As we know, lecithin is a great inclusion in a nail care product as it contains a ton of those wonderful phospholipids, and lanolin is a great barrier ingredient that can repel water. So let's take a look at formulating a cuticle and nail balm using these ingredients.
This recipe is rated E for everyone, and is fantastic for beginners, those who don't wish to use preservatives, or those who are seeking an all natural product. The shelf life of this product is dependent upon the shelf life of your oils.
LANOLIN & LECITHIN CUTICLE BALM
12% hazelnut or soy bean oil
37% mango or green tea butter
1% fragrance or essential oil
Weigh all the ingredients, except the fragrance or essential oil, into a heatproof container and place in a double boiler. When melted, remove and add your fragrance or essential oil. Pour into your container. Rejoice.
As a quick point of interest, I've been using this as a lip balm and it feels just lovely. Quite greasy - definitely a night time application kind of product - but it doesn't bother my lips the way ones with more wax usually does for me. I find lip balm sticks feel like they're drying my lips out - I have no idea why - but this one doesn't! If you want to use it for this application, add only lip friendly essential oils and leave out the fragrance oils. It doesn't taste like anything, so you don't really need a flavour, but you can add up to 3% flavour oils if you want!

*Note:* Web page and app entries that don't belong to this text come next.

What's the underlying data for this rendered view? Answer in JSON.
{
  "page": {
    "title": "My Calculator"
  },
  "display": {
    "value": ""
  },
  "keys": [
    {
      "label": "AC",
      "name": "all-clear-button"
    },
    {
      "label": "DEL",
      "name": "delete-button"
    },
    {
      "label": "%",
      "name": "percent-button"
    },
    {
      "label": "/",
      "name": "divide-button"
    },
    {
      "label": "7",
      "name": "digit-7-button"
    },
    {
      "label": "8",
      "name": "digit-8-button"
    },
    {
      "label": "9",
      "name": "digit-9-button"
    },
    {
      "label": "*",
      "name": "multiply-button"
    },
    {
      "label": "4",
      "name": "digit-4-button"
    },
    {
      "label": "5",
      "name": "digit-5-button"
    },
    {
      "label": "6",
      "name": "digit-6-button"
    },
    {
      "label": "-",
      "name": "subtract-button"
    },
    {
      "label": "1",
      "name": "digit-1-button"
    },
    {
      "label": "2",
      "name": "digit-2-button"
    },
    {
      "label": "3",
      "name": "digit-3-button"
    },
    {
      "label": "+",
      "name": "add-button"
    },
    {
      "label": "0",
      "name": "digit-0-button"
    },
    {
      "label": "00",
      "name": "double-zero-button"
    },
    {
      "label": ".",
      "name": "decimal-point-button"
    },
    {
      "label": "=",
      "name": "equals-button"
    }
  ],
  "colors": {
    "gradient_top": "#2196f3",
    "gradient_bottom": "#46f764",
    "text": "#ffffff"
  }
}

This balm will have a slightly liquidy consistency - it won't come out of your container, but it will melt easily when you touch it. The yellow colour comes from the lanolin (yellow-brown) and the lecithin (very brown). It is sticky and greasy feeling, but it really does make your cuticles feel very moisturized!
The reason for my ingredients? We know the lanolin is very moisturizing and offers water repelling properties. The lecithin offers the wonderful phospholipids along with great moisturizing, as do the hazelnut and soy bean oils. I chose to use green tea butter because I had it in the house and I figured it would be a nice inclusion - all those lovely tannins and anti-oxidants will make it feel a little drier, and that's a good thing with the greasiness of the lanolin. And the beeswax was to make it more water repellant and stiffer.
If you aren't a fan of using lanolin, then consider using something like babassu oil, coconut or virgin coconut oil, or shea butter in its place. (Click here for those links.) And if you consider this too greasy, consider adding 2% IPM to the mixture, or substituting some of the oils for lighter ones like fractionated coconut oil or some esters like C12-15 alkyl benzoate. I wouldn't suggest switching the lecithin - this is vital ingredient in this recipe.
If you're on the fence about making this product, my mom says it's the nicest thing for her nails I've ever made. She has very brittle nails, easily broken or split, with cuticles that are torn and ripped. She uses loads of different hand lotions (most of them not mine - what's up with that?) and she uses nail hardeners to try to keep her nails from cracking and splitting. In a few days she said she noticed a huge difference, and feels her nails are more flexible after using this balm at night before bed! Wow! I'm so glad I found something that worked for her!
Join me tomorrow for a variation on this recipe that can be used as a whipped butter!